San Vicente where Flight 901 crashed

After a 20-minute flight the crew of Flight 901 contacted air traffic control at their destination, El Salvador International Airport. The controller informed them that there was a thunderstorm with heavy rain over the airport and instructed them to fly over the storm and start their approach downwind to land on Runway 07. But the pilots and air traffic control were confused as to the position of the aircraft as it started its approach, and the aircraft entered the same bad weather that it had flown over. When it was at 5,000 feet (1,524 m), the Ground Proximity Warning System sounded; power was applied but it was too late. At 20:14 local time Flight 901 crashed into the side of the volcano San Vicente and burst into flames. All 65 passengers and crew on board were killed. Two passengers left the plane before taking off: Jean B Dupoux, a French American, and Eishen a German.


The Dirección General De Transporte Aéreo determined that the probable cause of the accident was the flight crew's lack of situational awareness in relation to the 7,159-foot obstruction, the flight crew's decision to descend below the MSA while deviating from a published transition or approach, and the ambiguity of position information between the flight crew and the air traffic controller, which resulted in the controller's issuance of an altitude assignment that did not provide terrain clearance. Contributing to the accident was the failure of the First Officer to direct his concern regarding reported positions to the Captain in a more direct and assertive manner and the failure of the controller to recognize the aircraft's reported position relative to obstructions and give appropriate instructions and warnings.

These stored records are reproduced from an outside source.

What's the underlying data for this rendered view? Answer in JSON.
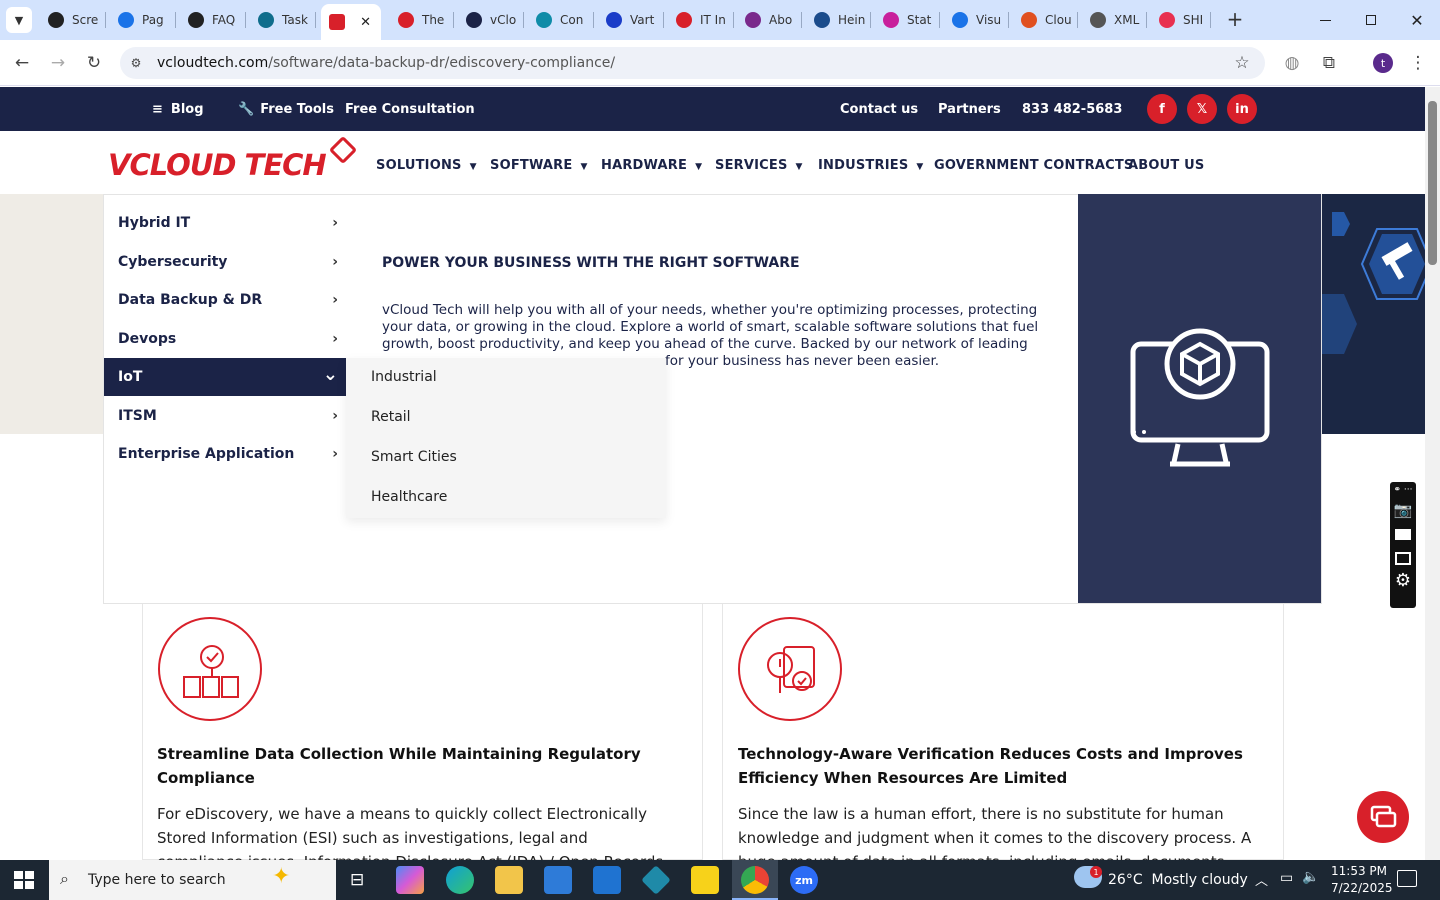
{
  "browser": {
    "tabs": [
      {
        "label": "Scre",
        "color": "#222"
      },
      {
        "label": "Pag",
        "color": "#1a73e8"
      },
      {
        "label": "FAQ",
        "color": "#222"
      },
      {
        "label": "Task",
        "color": "#0f6d8c"
      },
      {
        "label": "",
        "color": "#d8202a"
      },
      {
        "label": "The",
        "color": "#d8202a"
      },
      {
        "label": "vClo",
        "color": "#1b2347"
      },
      {
        "label": "Con",
        "color": "#0f8ca8"
      },
      {
        "label": "Vart",
        "color": "#1a3cc8"
      },
      {
        "label": "IT In",
        "color": "#d8202a"
      },
      {
        "label": "Abo",
        "color": "#7a2a8c"
      },
      {
        "label": "Hein",
        "color": "#1b4c8c"
      },
      {
        "label": "Stat",
        "color": "#c8209c"
      },
      {
        "label": "Visu",
        "color": "#1a73e8"
      },
      {
        "label": "Clou",
        "color": "#e05020"
      },
      {
        "label": "XML",
        "color": "#555"
      },
      {
        "label": "SHI",
        "color": "#e83050"
      }
    ],
    "active_close": "✕",
    "new_tab": "+",
    "url_host": "vcloudtech.com",
    "url_path": "/software/data-backup-dr/ediscovery-compliance/",
    "profile_initial": "t"
  },
  "topnav": {
    "blog": "Blog",
    "free_tools": "Free Tools",
    "free_consultation": "Free Consultation",
    "contact": "Contact us",
    "partners": "Partners",
    "phone": "833 482-5683",
    "social": [
      "f",
      "𝕏",
      "in"
    ]
  },
  "logo": {
    "text": "VCLOUD TECH"
  },
  "mainnav": [
    "SOLUTIONS",
    "SOFTWARE",
    "HARDWARE",
    "SERVICES",
    "INDUSTRIES",
    "GOVERNMENT CONTRACTS",
    "ABOUT US"
  ],
  "mega": {
    "sidebar": [
      "Hybrid IT",
      "Cybersecurity",
      "Data Backup & DR",
      "Devops",
      "IoT",
      "ITSM",
      "Enterprise Application"
    ],
    "submenu": [
      "Industrial",
      "Retail",
      "Smart Cities",
      "Healthcare"
    ],
    "heading": "POWER YOUR BUSINESS WITH THE RIGHT SOFTWARE",
    "para_lines": [
      "vCloud Tech will help you with all of your needs, whether you're optimizing processes, protecting",
      "your data, or growing in the cloud. Explore a world of smart, scalable software solutions that fuel",
      "growth, boost productivity, and keep you ahead of the curve. Backed by our network of leading",
      "for your business has never been easier."
    ]
  },
  "cards": [
    {
      "title_lines": [
        "Streamline Data Collection While Maintaining Regulatory",
        "Compliance"
      ],
      "text_lines": [
        "For eDiscovery, we have a means to quickly collect Electronically",
        "Stored Information (ESI) such as investigations, legal and",
        "compliance issues, Information Disclosure Act (IDA) / Open Records"
      ]
    },
    {
      "title_lines": [
        "Technology-Aware Verification Reduces Costs and Improves",
        "Efficiency When Resources Are Limited"
      ],
      "text_lines": [
        "Since the law is a human effort, there is no substitute for human",
        "knowledge and judgment when it comes to the discovery process. A",
        "huge amount of data in all formats, including emails, documents"
      ]
    }
  ],
  "taskbar": {
    "search_placeholder": "Type here to search",
    "weather": "26°C  Mostly cloudy",
    "time": "11:53 PM",
    "date": "7/22/2025",
    "weather_badge": "1"
  }
}
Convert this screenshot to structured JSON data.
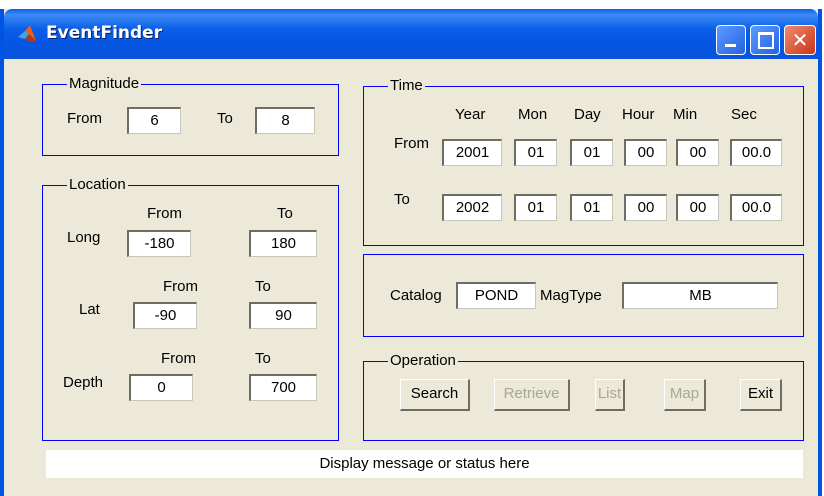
{
  "window": {
    "title": "EventFinder"
  },
  "magnitude": {
    "title": "Magnitude",
    "from_label": "From",
    "from_value": "6",
    "to_label": "To",
    "to_value": "8"
  },
  "location": {
    "title": "Location",
    "long": {
      "label": "Long",
      "from_header": "From",
      "to_header": "To",
      "from_value": "-180",
      "to_value": "180"
    },
    "lat": {
      "label": "Lat",
      "from_header": "From",
      "to_header": "To",
      "from_value": "-90",
      "to_value": "90"
    },
    "depth": {
      "label": "Depth",
      "from_header": "From",
      "to_header": "To",
      "from_value": "0",
      "to_value": "700"
    }
  },
  "time": {
    "title": "Time",
    "headers": {
      "year": "Year",
      "mon": "Mon",
      "day": "Day",
      "hour": "Hour",
      "min": "Min",
      "sec": "Sec"
    },
    "from": {
      "label": "From",
      "year": "2001",
      "mon": "01",
      "day": "01",
      "hour": "00",
      "min": "00",
      "sec": "00.0"
    },
    "to": {
      "label": "To",
      "year": "2002",
      "mon": "01",
      "day": "01",
      "hour": "00",
      "min": "00",
      "sec": "00.0"
    }
  },
  "catalog": {
    "label": "Catalog",
    "value": "POND",
    "magtype_label": "MagType",
    "magtype_value": "MB"
  },
  "operation": {
    "title": "Operation",
    "search": "Search",
    "retrieve": "Retrieve",
    "list": "List",
    "map": "Map",
    "exit": "Exit"
  },
  "status": {
    "message": "Display message or status here"
  },
  "colors": {
    "group_border": "#0000ff",
    "titlebar": "#0a5fe8",
    "panel": "#ece9d8",
    "disabled_text": "#a7a699"
  },
  "icons": {
    "app": "matlab-icon",
    "minimize": "minimize-icon",
    "maximize": "maximize-icon",
    "close": "close-icon"
  }
}
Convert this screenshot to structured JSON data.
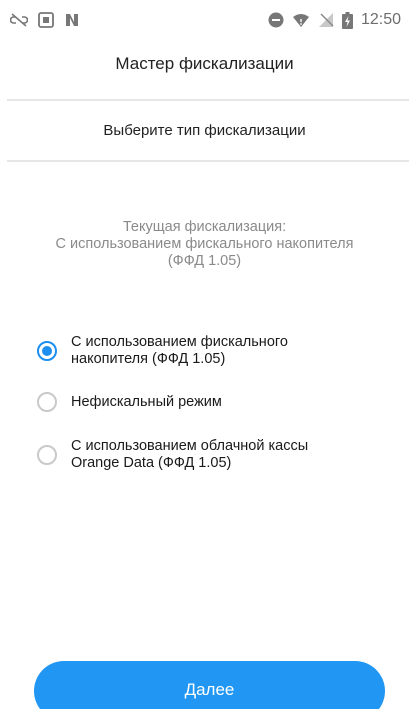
{
  "status_bar": {
    "time": "12:50",
    "left_icons": [
      "link-off-icon",
      "screenshot-icon",
      "nfc-icon"
    ],
    "right_icons": [
      "do-not-disturb-icon",
      "wifi-icon",
      "no-signal-icon",
      "battery-charging-icon"
    ]
  },
  "header": {
    "title": "Мастер фискализации"
  },
  "section": {
    "title": "Выберите тип фискализации"
  },
  "current": {
    "line1": "Текущая фискализация:",
    "line2": "С использованием фискального накопителя",
    "line3": "(ФФД 1.05)"
  },
  "options": [
    {
      "line1": "С использованием фискального",
      "line2": "накопителя (ФФД 1.05)",
      "selected": true
    },
    {
      "line1": "Нефискальный режим",
      "line2": "",
      "selected": false
    },
    {
      "line1": "С использованием облачной кассы",
      "line2": "Orange Data (ФФД 1.05)",
      "selected": false
    }
  ],
  "colors": {
    "accent": "#2196f3",
    "radio_selected": "#1d8ff0"
  },
  "next_button": {
    "label": "Далее"
  }
}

An ineffective crew resource management program at Aviateca was held to have contributed to the accident.[1][3]

See also

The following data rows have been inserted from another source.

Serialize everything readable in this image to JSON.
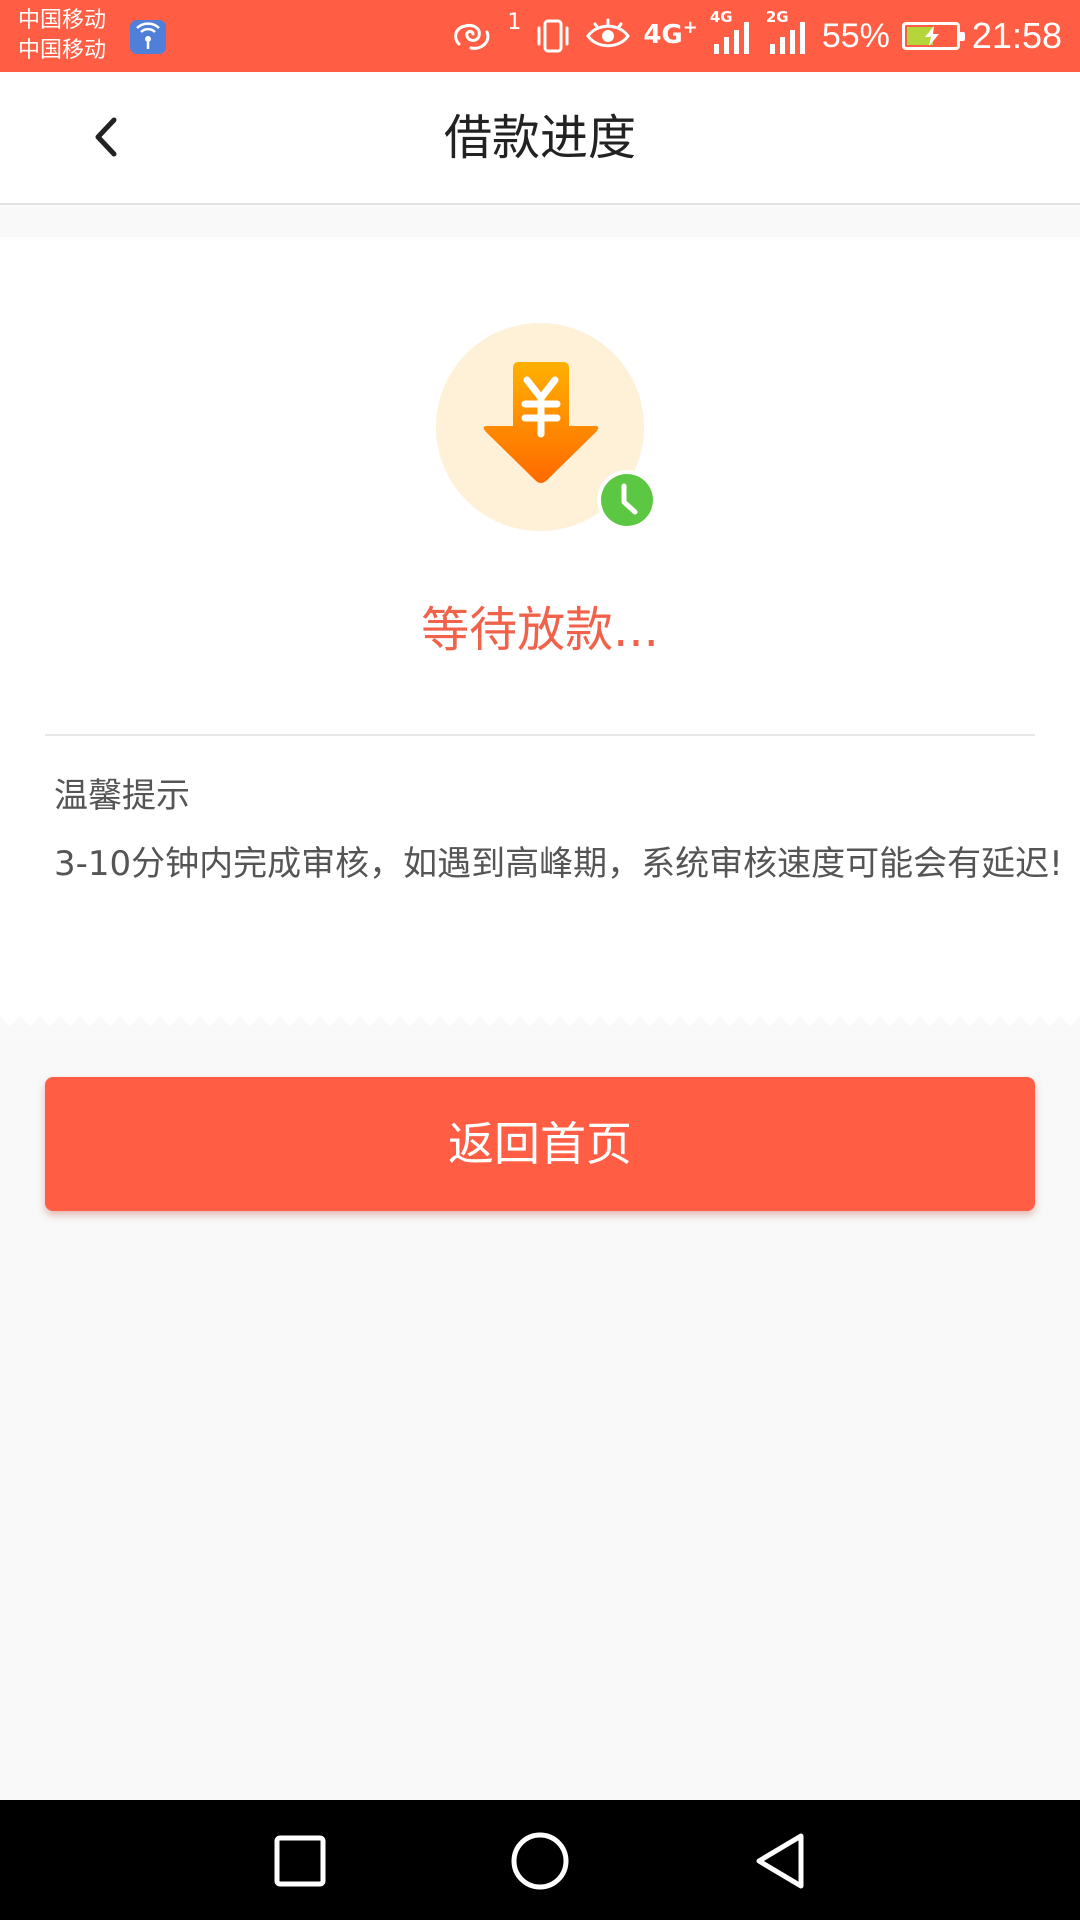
{
  "status_bar": {
    "carrier_1": "中国移动",
    "carrier_2": "中国移动",
    "sim_indicator": "1",
    "network_1": "4G",
    "network_1_small": "4G",
    "network_2": "2G",
    "battery_percent": "55%",
    "battery_level": 0.55,
    "time": "21:58",
    "icons": [
      "wifi-app-icon",
      "hd-call-icon",
      "vibrate-icon",
      "eye-icon",
      "signal-icon",
      "signal-icon",
      "battery-charging-icon"
    ]
  },
  "header": {
    "title": "借款进度",
    "back_icon": "chevron-left-icon"
  },
  "status": {
    "illustration_icon": "yuan-download-arrow-icon",
    "badge_icon": "clock-icon",
    "text": "等待放款..."
  },
  "tips": {
    "title": "温馨提示",
    "body": "3-10分钟内完成审核，如遇到高峰期，系统审核速度可能会有延迟!"
  },
  "actions": {
    "home_button_label": "返回首页"
  },
  "nav_bar": {
    "recent_icon": "square-icon",
    "home_icon": "circle-icon",
    "back_icon": "triangle-back-icon"
  },
  "colors": {
    "accent": "#ff5e45",
    "status_text": "#f0634a",
    "badge_green": "#5cc742",
    "illustration_bg": "#fff0d8",
    "arrow_orange": "#ff8a00"
  }
}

  1. Ranter, Harro. "ASN Aircraft accident Boeing 737-2H6 N125GU San Salvador". aviation-safety.net. Aviation Safety Network. Archived from the original on 4 March 2006. Retrieved 22 January 2020.

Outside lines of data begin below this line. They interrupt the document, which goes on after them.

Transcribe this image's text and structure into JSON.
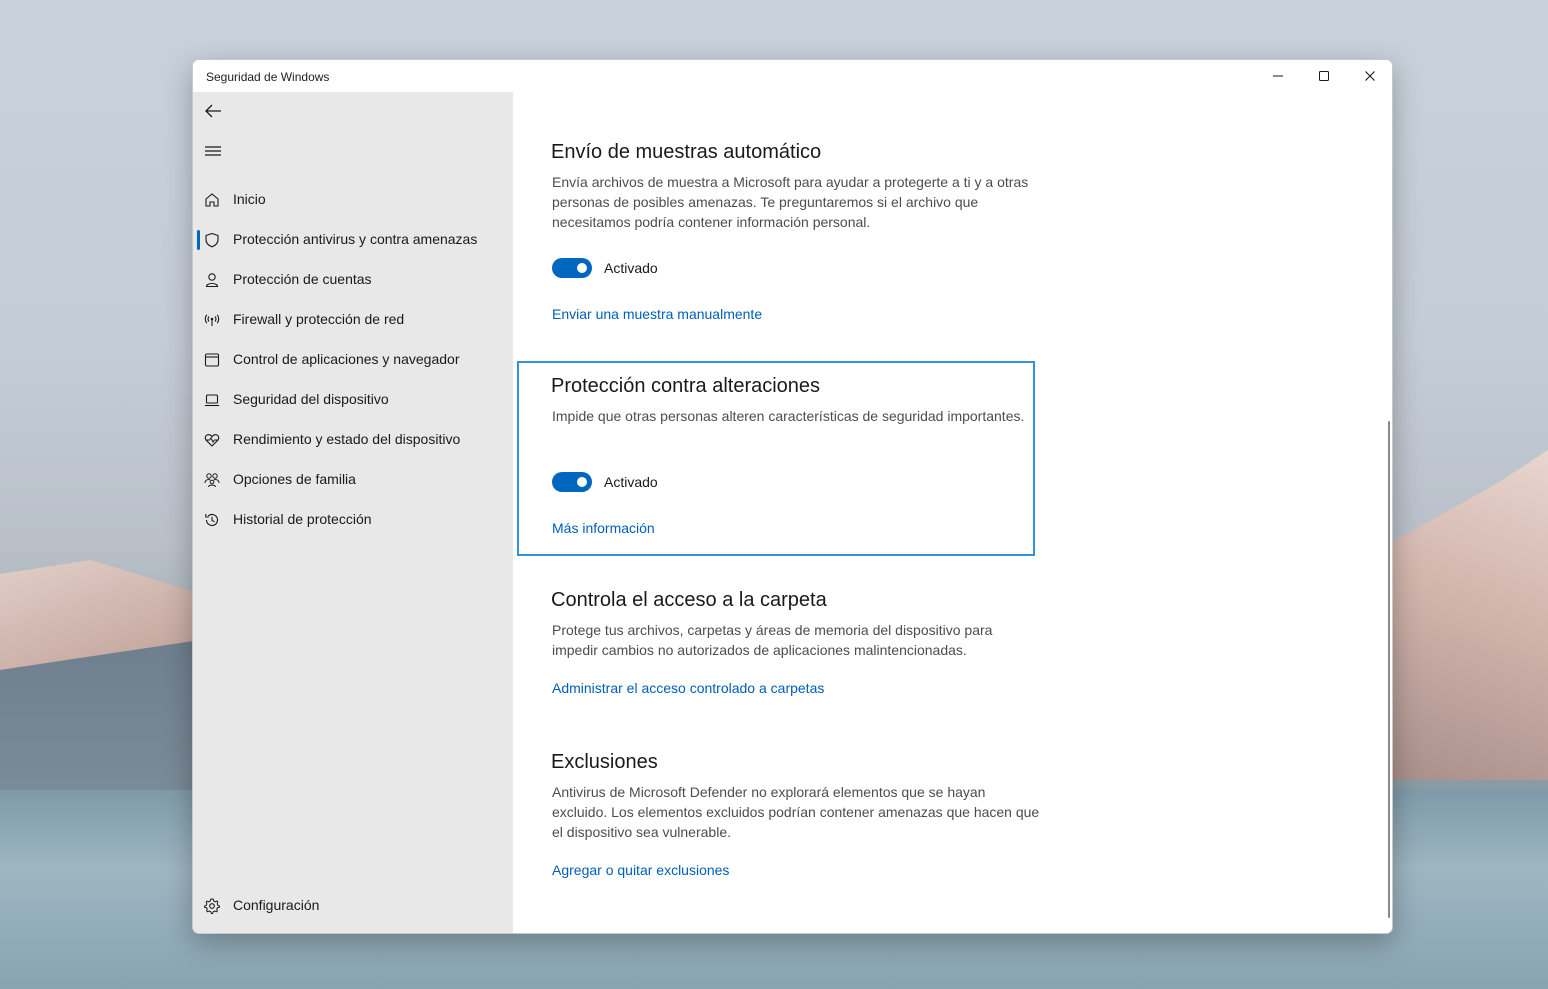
{
  "window": {
    "title": "Seguridad de Windows",
    "controls": [
      "minimize-icon",
      "maximize-icon",
      "close-icon"
    ]
  },
  "sidebar": {
    "items": [
      {
        "label": "Inicio",
        "icon": "home-icon"
      },
      {
        "label": "Protección antivirus y contra amenazas",
        "icon": "shield-icon",
        "selected": true
      },
      {
        "label": "Protección de cuentas",
        "icon": "person-icon"
      },
      {
        "label": "Firewall y protección de red",
        "icon": "wifi-antenna-icon"
      },
      {
        "label": "Control de aplicaciones y navegador",
        "icon": "app-window-icon"
      },
      {
        "label": "Seguridad del dispositivo",
        "icon": "laptop-icon"
      },
      {
        "label": "Rendimiento y estado del dispositivo",
        "icon": "heart-pulse-icon"
      },
      {
        "label": "Opciones de familia",
        "icon": "family-icon"
      },
      {
        "label": "Historial de protección",
        "icon": "history-icon"
      }
    ],
    "settings_label": "Configuración"
  },
  "sections": [
    {
      "title": "Envío de muestras automático",
      "description": "Envía archivos de muestra a Microsoft para ayudar a protegerte a ti y a otras personas de posibles amenazas. Te preguntaremos si el archivo que necesitamos podría contener información personal.",
      "toggle_label": "Activado",
      "toggle_on": true,
      "link": "Enviar una muestra manualmente"
    },
    {
      "title": "Protección contra alteraciones",
      "description": "Impide que otras personas alteren características de seguridad importantes.",
      "toggle_label": "Activado",
      "toggle_on": true,
      "link": "Más información"
    },
    {
      "title": "Controla el acceso a la carpeta",
      "description": "Protege tus archivos, carpetas y áreas de memoria del dispositivo para impedir cambios no autorizados de aplicaciones malintencionadas.",
      "link": "Administrar el acceso controlado a carpetas"
    },
    {
      "title": "Exclusiones",
      "description": "Antivirus de Microsoft Defender no explorará elementos que se hayan excluido. Los elementos excluidos podrían contener amenazas que hacen que el dispositivo sea vulnerable.",
      "link": "Agregar o quitar exclusiones"
    }
  ],
  "colors": {
    "accent": "#0067c0",
    "link": "#005fb8",
    "focus": "#2f93e0",
    "sidebar_bg": "#e8e8e8"
  }
}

  2. Ranter, Harro. "El Salvador air safety profile". aviation-safety.net. Aviation Safety Network. Archived from the original on 18 March 2005. Retrieved 22 January 2020.
  3. "Accident details". www.planecrashinfo.com. Archived from the original on 24 December 2001. Retrieved 22 January 2020.
This article is issued from Wikipedia. The text is licensed under Creative Commons - Attribution - Sharealike. Additional terms may apply for the media files.